If you aren’t Chinese, you can’t compete in Singapore
The owner of the famous local briyani restaurant Blue Diamond, Abdul Hameed Mohamed Farook, is being prosecuted for hiring workers on an S pass (a visa category that requires a salary of S$2,200 or RM5,708 a month) but paying them far less.
This might appear quite patently dishonest and illegal, and I’m all for paying workers a fair wage, but it seems to me he had little choice.
His business is an Indian restaurant and to run an Indian restaurant you need Indian workers, or in a pinch maybe Pakistani or Bangladeshi workers.
However, Singapore doesn’t in fact allow you to hire Indian or any South Asian workers as restaurant staff. In fact, they can’t be given work permits for any jobs in the service sector which includes Retail, Restaurants, and Beauty among others.
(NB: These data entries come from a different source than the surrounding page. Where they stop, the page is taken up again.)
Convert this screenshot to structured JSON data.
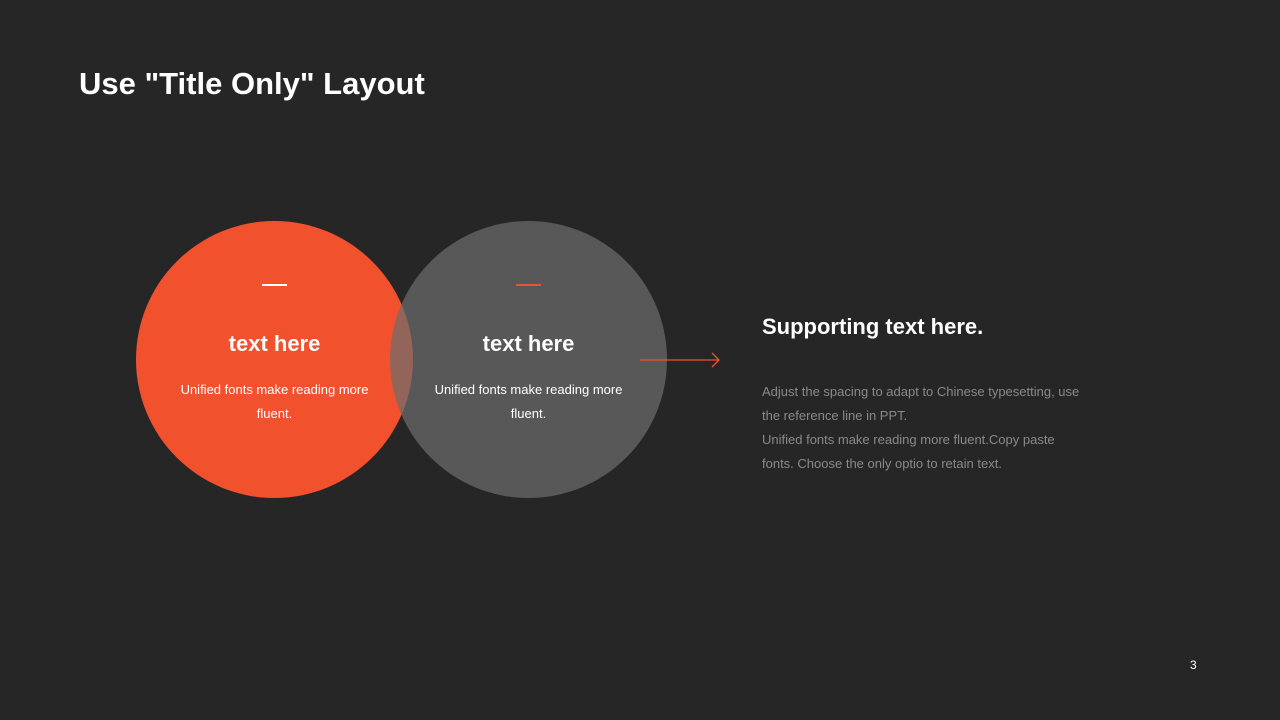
{
  "slide": {
    "title": "Use \"Title Only\" Layout",
    "page_number": "3"
  },
  "circles": [
    {
      "heading": "text here",
      "body": "Unified  fonts make reading more fluent.",
      "fill": "#f2512e",
      "dash_color": "#ffffff"
    },
    {
      "heading": "text here",
      "body": "Unified  fonts make reading more fluent.",
      "fill": "#6c6c6c",
      "dash_color": "#f2512e"
    }
  ],
  "arrow": {
    "icon": "arrow-right-icon",
    "color": "#f2512e"
  },
  "supporting": {
    "title": "Supporting text here.",
    "lines": [
      "Adjust the spacing to adapt to Chinese  typesetting, use",
      "the reference line in PPT.",
      "Unified  fonts make reading more fluent.Copy paste",
      "fonts. Choose the only optio to retain text."
    ]
  },
  "colors": {
    "background": "#262626",
    "accent": "#f2512e",
    "muted_text": "#8a8a8a"
  }
}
The Ministry of Manpower (MOM) which regulates labour on the island has decreed that work permits in the service sector must only be granted to workers from North Asian sources; the People’s Republic of China, Hong Kong, South Korea, Macau and an exception is made for Malaysia
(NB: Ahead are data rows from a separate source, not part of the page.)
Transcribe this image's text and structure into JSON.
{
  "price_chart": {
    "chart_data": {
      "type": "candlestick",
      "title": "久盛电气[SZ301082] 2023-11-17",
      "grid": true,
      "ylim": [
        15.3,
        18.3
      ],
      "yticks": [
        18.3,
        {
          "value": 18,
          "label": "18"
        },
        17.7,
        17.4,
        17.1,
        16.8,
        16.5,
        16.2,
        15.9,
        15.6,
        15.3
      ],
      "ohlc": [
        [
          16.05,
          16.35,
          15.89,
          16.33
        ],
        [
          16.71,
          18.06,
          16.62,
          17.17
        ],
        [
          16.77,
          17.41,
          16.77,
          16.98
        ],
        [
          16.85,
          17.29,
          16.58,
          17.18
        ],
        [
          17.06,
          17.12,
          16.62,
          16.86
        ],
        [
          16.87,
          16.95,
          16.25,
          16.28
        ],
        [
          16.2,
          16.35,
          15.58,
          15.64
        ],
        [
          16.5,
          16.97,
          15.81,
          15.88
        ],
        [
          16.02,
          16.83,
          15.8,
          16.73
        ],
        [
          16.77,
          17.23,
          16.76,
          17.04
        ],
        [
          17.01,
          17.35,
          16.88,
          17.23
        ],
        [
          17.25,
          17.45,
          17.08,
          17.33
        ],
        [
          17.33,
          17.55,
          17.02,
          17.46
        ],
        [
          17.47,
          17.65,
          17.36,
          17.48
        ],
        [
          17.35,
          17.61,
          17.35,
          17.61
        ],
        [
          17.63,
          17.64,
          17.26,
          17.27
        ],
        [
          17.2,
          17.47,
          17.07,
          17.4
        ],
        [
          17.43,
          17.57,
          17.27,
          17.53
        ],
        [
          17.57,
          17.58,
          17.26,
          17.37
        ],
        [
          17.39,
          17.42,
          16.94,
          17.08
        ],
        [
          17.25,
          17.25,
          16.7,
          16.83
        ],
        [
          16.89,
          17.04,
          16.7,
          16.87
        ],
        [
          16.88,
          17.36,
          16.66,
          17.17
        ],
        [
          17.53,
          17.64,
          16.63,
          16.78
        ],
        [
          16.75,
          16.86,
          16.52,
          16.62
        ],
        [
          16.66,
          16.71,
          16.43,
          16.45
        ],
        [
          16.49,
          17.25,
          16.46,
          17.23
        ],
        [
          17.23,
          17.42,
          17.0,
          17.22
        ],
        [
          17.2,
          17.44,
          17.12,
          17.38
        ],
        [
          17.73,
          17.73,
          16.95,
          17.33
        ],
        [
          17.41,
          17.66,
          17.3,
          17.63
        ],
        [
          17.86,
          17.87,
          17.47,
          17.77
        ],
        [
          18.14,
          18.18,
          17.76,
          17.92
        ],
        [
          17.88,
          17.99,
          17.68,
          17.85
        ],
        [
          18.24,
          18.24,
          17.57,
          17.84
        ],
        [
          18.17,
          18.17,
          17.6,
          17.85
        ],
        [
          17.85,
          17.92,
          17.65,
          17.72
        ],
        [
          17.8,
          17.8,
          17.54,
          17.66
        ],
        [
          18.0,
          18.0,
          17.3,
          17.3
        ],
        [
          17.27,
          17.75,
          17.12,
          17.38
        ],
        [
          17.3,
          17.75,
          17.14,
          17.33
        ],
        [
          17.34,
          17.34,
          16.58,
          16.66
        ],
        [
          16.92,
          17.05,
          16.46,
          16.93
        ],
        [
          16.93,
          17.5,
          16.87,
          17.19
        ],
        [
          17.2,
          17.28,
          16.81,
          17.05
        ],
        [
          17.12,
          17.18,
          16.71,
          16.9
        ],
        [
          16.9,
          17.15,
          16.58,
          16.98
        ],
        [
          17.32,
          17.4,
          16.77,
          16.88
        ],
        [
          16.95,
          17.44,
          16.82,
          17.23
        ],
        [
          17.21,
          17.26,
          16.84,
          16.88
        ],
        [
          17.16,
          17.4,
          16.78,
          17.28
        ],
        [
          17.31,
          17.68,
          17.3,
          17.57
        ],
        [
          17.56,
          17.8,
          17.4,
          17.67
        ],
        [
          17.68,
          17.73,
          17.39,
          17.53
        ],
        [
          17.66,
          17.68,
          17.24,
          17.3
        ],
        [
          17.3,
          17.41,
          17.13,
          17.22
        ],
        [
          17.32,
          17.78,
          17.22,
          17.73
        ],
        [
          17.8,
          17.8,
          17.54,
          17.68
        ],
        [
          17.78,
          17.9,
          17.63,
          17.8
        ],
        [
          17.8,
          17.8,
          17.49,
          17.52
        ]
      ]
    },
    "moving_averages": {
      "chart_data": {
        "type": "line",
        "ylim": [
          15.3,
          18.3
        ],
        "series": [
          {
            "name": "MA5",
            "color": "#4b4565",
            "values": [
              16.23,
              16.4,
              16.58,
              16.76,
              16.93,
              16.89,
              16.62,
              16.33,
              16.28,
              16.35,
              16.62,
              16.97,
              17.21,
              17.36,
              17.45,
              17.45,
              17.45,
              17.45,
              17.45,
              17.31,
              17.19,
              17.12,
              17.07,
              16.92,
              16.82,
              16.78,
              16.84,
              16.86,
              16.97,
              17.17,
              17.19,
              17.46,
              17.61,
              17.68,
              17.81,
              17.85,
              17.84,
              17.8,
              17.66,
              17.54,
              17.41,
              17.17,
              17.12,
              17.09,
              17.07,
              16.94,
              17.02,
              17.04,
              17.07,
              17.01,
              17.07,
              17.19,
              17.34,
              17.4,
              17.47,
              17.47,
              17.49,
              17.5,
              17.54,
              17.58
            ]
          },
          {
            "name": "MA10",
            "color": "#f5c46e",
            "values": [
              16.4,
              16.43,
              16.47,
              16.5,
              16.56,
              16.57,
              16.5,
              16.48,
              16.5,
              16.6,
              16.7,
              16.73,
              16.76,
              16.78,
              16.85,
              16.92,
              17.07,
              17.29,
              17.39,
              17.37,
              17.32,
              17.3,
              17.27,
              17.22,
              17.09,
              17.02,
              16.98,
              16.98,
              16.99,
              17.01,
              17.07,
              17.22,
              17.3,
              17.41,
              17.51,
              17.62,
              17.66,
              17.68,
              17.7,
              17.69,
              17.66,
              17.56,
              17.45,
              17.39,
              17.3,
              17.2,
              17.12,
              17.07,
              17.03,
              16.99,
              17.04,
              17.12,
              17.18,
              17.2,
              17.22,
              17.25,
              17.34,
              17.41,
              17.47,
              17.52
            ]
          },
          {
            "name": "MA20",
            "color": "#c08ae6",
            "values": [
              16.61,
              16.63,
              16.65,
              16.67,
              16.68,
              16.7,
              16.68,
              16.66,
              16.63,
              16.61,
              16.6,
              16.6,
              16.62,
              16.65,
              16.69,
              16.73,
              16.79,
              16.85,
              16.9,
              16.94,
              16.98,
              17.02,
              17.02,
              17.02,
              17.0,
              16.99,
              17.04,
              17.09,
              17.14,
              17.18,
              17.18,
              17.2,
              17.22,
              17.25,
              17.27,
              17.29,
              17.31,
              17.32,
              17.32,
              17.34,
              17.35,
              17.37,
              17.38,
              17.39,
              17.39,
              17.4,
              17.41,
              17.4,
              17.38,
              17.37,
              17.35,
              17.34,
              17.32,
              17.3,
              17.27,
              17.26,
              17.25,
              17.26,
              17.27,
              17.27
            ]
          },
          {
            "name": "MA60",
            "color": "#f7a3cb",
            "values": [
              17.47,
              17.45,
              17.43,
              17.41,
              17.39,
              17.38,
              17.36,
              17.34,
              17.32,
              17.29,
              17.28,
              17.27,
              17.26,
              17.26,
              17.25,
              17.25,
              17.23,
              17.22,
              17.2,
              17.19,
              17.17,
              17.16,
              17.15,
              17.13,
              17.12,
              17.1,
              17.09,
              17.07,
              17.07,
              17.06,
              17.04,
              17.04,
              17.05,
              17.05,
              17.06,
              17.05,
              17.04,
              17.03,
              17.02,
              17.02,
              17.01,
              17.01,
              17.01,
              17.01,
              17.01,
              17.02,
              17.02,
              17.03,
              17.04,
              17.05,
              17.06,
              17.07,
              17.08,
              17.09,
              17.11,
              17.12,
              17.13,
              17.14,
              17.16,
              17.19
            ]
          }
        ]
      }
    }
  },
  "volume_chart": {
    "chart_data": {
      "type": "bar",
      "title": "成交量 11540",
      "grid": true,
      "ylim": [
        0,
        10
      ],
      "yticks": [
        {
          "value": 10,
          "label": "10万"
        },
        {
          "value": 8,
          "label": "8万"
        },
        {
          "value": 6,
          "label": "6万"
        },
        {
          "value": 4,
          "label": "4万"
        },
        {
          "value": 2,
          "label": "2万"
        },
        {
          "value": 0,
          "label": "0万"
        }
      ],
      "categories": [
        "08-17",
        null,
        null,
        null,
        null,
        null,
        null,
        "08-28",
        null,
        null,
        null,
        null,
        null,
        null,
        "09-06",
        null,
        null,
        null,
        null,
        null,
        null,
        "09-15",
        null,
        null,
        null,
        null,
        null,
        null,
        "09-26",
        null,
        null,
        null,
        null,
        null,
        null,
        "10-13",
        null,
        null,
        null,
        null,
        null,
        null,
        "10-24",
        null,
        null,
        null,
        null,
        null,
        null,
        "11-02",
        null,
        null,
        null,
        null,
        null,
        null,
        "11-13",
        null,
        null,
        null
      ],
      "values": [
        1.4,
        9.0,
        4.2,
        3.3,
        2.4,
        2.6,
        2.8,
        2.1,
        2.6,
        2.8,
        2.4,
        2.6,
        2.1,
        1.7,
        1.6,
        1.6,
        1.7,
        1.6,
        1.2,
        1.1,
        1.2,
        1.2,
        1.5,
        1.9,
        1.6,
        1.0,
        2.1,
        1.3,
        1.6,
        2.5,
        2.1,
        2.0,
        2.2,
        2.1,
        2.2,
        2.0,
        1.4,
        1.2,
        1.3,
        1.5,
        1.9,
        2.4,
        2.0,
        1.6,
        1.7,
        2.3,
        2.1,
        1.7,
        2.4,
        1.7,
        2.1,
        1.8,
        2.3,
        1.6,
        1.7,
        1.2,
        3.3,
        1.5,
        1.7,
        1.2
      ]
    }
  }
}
Now, Singapore is reliant on foreign labour. Any large scale business must hire foreigners — to stack shelves, to staff kitchens, to man pliers and tweezers.
But according to the MOM these foreigners can only come from one country — the People’s Republic (and to some extent Malaysia). Because no one is really going to be importing shelf stackers and pot stirrers from Hong Kong or South Korea.
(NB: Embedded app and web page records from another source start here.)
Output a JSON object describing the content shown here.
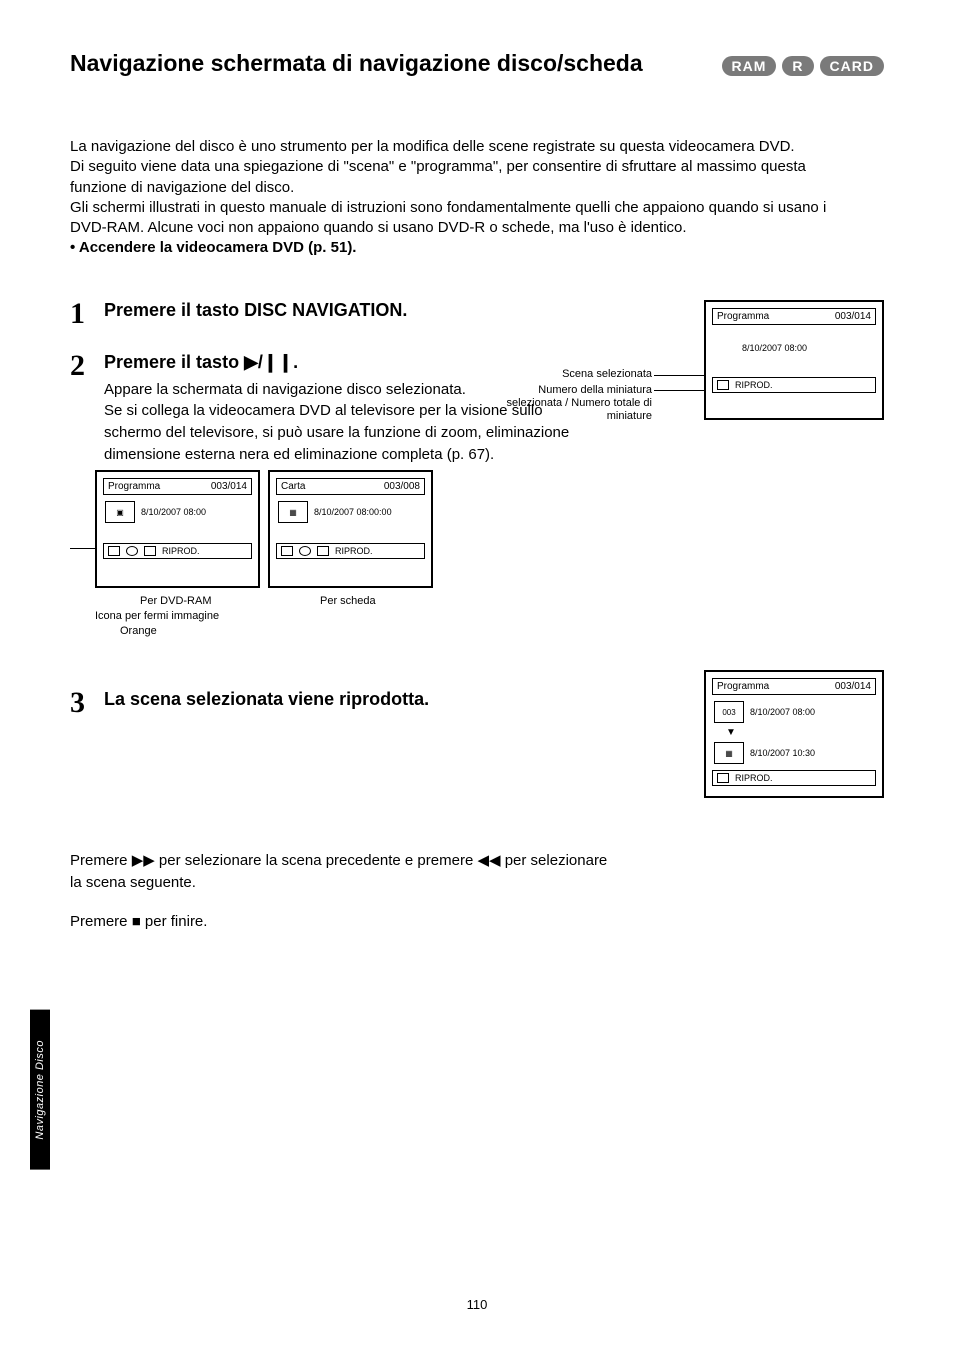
{
  "header": "Navigazione schermata di navigazione disco/scheda",
  "badges": [
    "RAM",
    "R",
    "CARD"
  ],
  "intro_prefix": "La navigazione del disco è uno strumento per la modifica delle scene registrate su questa videocamera DVD. \n Di seguito viene data una spiegazione di \"scena\" e \"programma\", per consentire di sfruttare al massimo questa funzione di navigazione del disco.\n Gli schermi illustrati in questo manuale di istruzioni sono fondamentalmente quelli che appaiono quando si usano i DVD-RAM. Alcune voci non appaiono quando si usano DVD-R o schede, ma l'uso è identico. \n",
  "intro_bold": "• Accendere la videocamera DVD (p. 51).",
  "steps": {
    "s1": {
      "num": "1",
      "main": "Premere il tasto DISC NAVIGATION.",
      "sub": ""
    },
    "s2": {
      "num": "2",
      "main_a": "Premere il tasto ",
      "main_b": "."
    },
    "s2_body": "Appare la schermata di navigazione disco selezionata. \n Se si collega la videocamera DVD al televisore per la visione sullo schermo del televisore, si può usare la funzione di zoom, eliminazione dimensione esterna nera ed eliminazione completa (p. 67).",
    "s3": {
      "num": "3",
      "main": "La scena selezionata viene riprodotta.",
      "sub": ""
    },
    "bottom_p1_a": "Premere ",
    "bottom_p1_b": " per selezionare la scena precedente e premere ",
    "bottom_p1_c": " per selezionare la scena seguente.",
    "bottom_p2_a": "Premere ",
    "bottom_p2_b": " per finire."
  },
  "screens": {
    "top": {
      "title_left": "Programma",
      "title_right": "003/014",
      "label1": "8/10/2007 08:00",
      "footer": "RIPROD.",
      "callout1": "Scena selezionata",
      "callout2": "Numero della miniatura selezionata / Numero totale di miniature"
    },
    "left": {
      "title_left": "Programma",
      "title_right": "003/014",
      "label1": "8/10/2007 08:00",
      "footer": "RIPROD.",
      "callout": "Icona per fermi immagine",
      "caption": "Per DVD-RAM",
      "caption2": "Orange"
    },
    "mid": {
      "title_left": "Carta",
      "title_right": "003/008",
      "label1": "8/10/2007 08:00:00",
      "footer": "RIPROD.",
      "caption": "Per scheda"
    },
    "right": {
      "title_left": "Programma",
      "title_right": "003/014",
      "thumb1": "003",
      "label1": "8/10/2007 08:00",
      "label2": "8/10/2007 10:30",
      "footer": "RIPROD."
    }
  },
  "sidebar": "Navigazione Disco",
  "page_number": "110"
}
This puts any non-Chinese business at a disadvantage as PRC workers tend to speak only Chinese and it is never easy to manage staff you can’t communicate with. It puts these community facing businesses at a particular disadvantage; perhaps an Indian-run shop can make do with PRC shelf stackers, but a Malayalee restaurant or saree store is unlikely to be able to manage.
Now you can say this is all to protect some sort of ethnic balance because there are so many Indian and Bangladeshi workers in construction that having service sector workers from China balances things out.
But firstly isn’t maintaining a “correct” race balance in itself a dubious exercise? And even if we accept this need for racial quotas, exceptions must be made for community facing businesses.
The local Indian community is simply too small and the Malaysian Indian community hardly large enough to provide the labour for local Indian restaurants, beauty parlours, flower shops and the like. And the fact that Chinese shops, hairdressers and restaurants have access to effectively unlimited cheap labour gives them an innate advantage.
The situation is patently unfair as it privileges one race over the other.
What does this policy say to us? That Filipinos can be maids but not servers? Indians are good for being construction coolies but we don’t want to see them as hotel staff? This is why you see Mandarin-speaking servers struggling to pronounce Palak Paneer across the curry houses of Singapore.
It’s destroying Singaporean businesses: Indians, Malays and Eurasians have been put in a position where they can’t compete on equal terms. The incentive to break and bend the rules in order to hire staff you can communicate with is very high and Blue Diamond is very unlikely to be the only offender.
For simply wanting to hire staff who speaks their language, a whole community is liable to be criminalised and if you ask me, that’s racist.
Surekha A. Yadav
Born and bred in Singapore, Surekha A. Yadav is a freelance journalist in Southeast Asia.